Whereas reducing the regulatory burden associated with starting and operating a business certainly helps, it does not constitute the entire business environment. Investors and entrepreneurs, new or old listen to other subtle factors like the perceived corruption when making decisions about investment.

It matters not how many international investment forums the country organizes, if headlines about grand corruption keep hitting the front pages, investors are not going to come in their droves.

Corruption stems from two possible sources, the first being the fist being a burdensome regulatory environment and the second being of ethical and moral nature.

The first one should be easy to deal with; for example takes a hundred and sixty days, seventeen procedures and a multiplicity of regulatory agencies to build a warehouse in Nairobi. Without doubt, these procedures create an opportunity for graft.

The second type of corruption is more insidious and complex to deal with. It requires not only the political will to deal with, but also a substantial decline in the public’s tolerance towards corruption.

The government has to be unequivocal in its quest to engender good governance. But, the public could help by expressly communicating its displeasure with bad governance and misconduct from public officials.

Quite so often what is and what is not corruption is a question open to political interpretation.
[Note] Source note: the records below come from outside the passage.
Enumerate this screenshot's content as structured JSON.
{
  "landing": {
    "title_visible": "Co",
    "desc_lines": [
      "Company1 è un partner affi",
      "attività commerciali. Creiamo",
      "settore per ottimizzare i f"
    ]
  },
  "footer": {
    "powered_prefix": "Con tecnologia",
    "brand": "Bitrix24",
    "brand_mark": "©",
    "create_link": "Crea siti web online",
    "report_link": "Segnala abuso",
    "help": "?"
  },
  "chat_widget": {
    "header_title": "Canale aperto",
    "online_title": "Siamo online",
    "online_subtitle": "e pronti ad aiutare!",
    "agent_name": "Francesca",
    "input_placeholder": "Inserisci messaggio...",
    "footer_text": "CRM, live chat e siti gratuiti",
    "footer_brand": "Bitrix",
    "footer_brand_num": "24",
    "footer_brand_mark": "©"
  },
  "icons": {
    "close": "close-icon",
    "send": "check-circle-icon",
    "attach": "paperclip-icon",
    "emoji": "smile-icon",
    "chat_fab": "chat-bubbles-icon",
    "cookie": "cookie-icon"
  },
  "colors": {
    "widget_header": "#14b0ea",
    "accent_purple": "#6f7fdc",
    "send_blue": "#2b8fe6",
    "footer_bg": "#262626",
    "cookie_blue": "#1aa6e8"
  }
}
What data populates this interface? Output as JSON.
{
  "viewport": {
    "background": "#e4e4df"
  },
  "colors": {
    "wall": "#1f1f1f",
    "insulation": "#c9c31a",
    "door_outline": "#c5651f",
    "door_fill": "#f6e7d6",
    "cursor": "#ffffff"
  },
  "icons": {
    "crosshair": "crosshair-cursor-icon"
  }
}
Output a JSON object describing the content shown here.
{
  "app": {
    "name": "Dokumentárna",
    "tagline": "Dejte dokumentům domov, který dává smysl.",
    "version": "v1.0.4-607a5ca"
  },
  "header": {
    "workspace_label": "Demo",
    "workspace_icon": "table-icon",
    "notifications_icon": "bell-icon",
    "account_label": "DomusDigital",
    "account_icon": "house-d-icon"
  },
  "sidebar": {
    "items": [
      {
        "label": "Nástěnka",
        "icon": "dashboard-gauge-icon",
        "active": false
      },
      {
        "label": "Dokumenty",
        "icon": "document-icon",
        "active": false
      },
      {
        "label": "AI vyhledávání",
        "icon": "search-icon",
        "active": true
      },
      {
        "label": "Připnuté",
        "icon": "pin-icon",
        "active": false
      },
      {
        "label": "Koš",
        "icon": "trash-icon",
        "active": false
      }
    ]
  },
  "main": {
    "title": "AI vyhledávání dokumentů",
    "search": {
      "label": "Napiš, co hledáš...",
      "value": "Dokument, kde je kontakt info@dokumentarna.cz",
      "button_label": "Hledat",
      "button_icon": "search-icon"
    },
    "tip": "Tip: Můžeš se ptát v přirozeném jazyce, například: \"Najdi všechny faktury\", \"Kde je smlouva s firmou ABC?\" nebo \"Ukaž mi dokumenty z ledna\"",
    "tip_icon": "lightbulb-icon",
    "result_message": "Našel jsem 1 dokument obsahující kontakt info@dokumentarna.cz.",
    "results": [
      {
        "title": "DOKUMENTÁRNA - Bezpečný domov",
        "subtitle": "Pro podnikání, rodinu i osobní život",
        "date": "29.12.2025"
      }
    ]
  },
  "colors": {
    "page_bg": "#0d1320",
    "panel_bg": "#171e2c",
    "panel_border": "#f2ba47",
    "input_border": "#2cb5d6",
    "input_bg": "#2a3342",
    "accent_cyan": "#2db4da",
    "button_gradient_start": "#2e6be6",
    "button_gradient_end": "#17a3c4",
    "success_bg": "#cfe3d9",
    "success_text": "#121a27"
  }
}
These need not be the case; the question of waste particularly with public finances is not one that should be open to relative interpretation.

Whereas, it must be acknowledged that fighting a phenomenon that is already culturally entrenched is not easy, steps such as congregations rejecting questionable bundles of cash by politicians in harambees could help.

See, for the government to achieve its goals in business environment reform, it must pay as much attention to rule of law reforms as it is paying in other reforms. This is an aspect of reform that needs political will rather than clever thinking.

The need to have fight corruption and have good governance is much more urgent now given the devolved system of government we find ourselves in. Both, the National and County governments should make active efforts to reduce graft in their respective domains.

Only, then can entrepreneurs have the freedom to create value for the country with utmost ease.